Nurses make up the largest proportion of healthcare workers in the US. Nurses are involved in almost all aspects of care, including monitoring and assessing patients, bedside and medication management, assistance with surgeries, data collection/reporting, etc. In fact, a large proportion of the recordings that medical transcription companies transcribe consist of nurse dictation.
However, recent reports indicate that the nation is projected to experience a shortage of Registered Nurses (RNs) due to factors such as the aging Baby Boomer generation and the growing need for health care services (www.aacnnursing.org).According to US Bureau of Labor Statistics (2018) projections, 1.1 million additional nurses are needed to avoid a further shortage.
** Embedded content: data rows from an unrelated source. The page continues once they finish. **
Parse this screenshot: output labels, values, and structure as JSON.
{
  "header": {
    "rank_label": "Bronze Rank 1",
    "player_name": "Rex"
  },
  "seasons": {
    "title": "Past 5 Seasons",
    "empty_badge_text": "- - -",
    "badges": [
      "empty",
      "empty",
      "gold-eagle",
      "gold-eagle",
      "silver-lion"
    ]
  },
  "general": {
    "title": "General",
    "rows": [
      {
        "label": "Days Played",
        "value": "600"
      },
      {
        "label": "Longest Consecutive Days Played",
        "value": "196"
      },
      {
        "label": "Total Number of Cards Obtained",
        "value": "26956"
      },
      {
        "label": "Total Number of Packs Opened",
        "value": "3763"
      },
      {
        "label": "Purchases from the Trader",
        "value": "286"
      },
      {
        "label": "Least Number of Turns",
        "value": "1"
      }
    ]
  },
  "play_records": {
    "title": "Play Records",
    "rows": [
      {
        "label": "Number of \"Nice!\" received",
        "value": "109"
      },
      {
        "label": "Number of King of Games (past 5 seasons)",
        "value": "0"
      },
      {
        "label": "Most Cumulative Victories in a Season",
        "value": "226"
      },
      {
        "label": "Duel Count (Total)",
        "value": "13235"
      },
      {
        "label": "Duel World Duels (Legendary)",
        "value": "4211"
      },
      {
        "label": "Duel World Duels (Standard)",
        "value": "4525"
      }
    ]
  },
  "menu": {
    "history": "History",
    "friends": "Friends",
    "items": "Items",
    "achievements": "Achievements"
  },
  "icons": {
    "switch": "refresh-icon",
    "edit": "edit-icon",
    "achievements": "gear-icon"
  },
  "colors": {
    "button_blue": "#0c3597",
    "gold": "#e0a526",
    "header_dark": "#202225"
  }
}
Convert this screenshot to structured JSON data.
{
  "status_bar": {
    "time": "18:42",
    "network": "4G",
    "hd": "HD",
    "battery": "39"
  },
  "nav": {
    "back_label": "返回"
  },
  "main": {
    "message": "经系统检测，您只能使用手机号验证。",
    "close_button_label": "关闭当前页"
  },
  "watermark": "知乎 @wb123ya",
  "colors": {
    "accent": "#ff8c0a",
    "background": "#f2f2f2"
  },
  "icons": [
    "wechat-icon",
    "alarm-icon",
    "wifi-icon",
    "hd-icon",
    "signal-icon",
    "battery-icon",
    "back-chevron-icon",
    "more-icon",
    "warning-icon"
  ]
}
The RN Work Project, a 10-year national longitudinal study of new nurses started in 2006, found that more than 18% of new nurses quit their first job within a year and more than 26% leave it within two years. Healthcare organizations need to take measures to retain their nurses. The first step in this direction is to look into the reasons why nurses decide to stay or decide to leave their job. Here are the findings of the 2018 Press Ganey Nursing Special Report on this matter:
- Nurses across all age groups and experience levels cited dissatisfaction with the work environment as the key factor driving them to quit.
- For nurses who had been practicing less than two years, praise, recognition, nurse manager support, certification, and joy in work were the key predictors of intent to stay.
- For RNs practicing for more than 20 years, intent to stay was driven by leadership, influence over their schedule, and quality of care.
- Nurses in adult step down and med/surgical units with sick patients and less staffing than a critical care unit, were more likely to say they were going to leave within one to three years.
As one expert notes, to prevent nurse attrition, organizations need to understand the varying motivators of job satisfaction across the nursing life cycle (www.healthleadersmedia.com). The following strategies can help organizations retain nurses in the workplace:
- Improve the work environment: It’s hardly surprising that organizations with a negative reputation see an outflow of nursing staff. According to the Health Leaders Media report, one hospital struggled with nurse recruitment and retention due to its punitive environment leading to a lack of respect toward nurses by physicians and administrators, and from nurse to nurse. The hospital also acquired a negative reputation because of its poor quality outcomes and a restrictive policy of recruiting only experienced nurses. The situation improved significantly when the hospital took steps to improve the work environment.
- Overhaul the recruitment process: The healthleadersmedia.com report describes how the hospital reversed its policy of hiring only experienced nurses and focused simply on recruiting graduates. The CNO met each candidate personally and spoke about the hospital’s vision for the future.
- Flexible scheduling: Flexible work options can serve as organizational recruitment/retention strategies. While needing significant work, nurses want to balance their many work-life responsibilities. With flexible work schedules for nurses, hospitals can manage their round-the-clock patient care needs. Flexible work options are a win-win situation for health care organizations and nurses.
- Efficient role assignment: Hospitals will benefit if they deploy older nurses as mentors for new nurses. Experienced nurses can guide younger nurses and help them discharge their duties efficiently. The organization will benefit as the protégé’s confidence grows and the mentor contributes to the retention of a new nurse.
- Fostering career development and recognition: Implementing measures to promote both career development and recognition are important to keep both experienced and fresh RNs. Nurses need professional support to stay abreast of technological advancements and innovations and get to the top of the game. Career ladders rooted in accomplishment vs. tenure can help organizations retain RNs.
- Promoting a healthy work environment: Creating a healthy work environment allows nurses to provide high standard, compassionate patient care while promoting professional fulfillment and self-care to prevent burnout. Measures to improve working conditions and ease workload include adding more elevators and ceiling lifts, and investing in quality medical transcription services.
Organizations should also offer compensation and benefit packages to retain seasoned nursing staff. Older nurses should be adequately compensated for their role and experience. Additional incentives for retention include rewarding high performers, offering paid training opportunities, and providing more opportunities for internal advancement.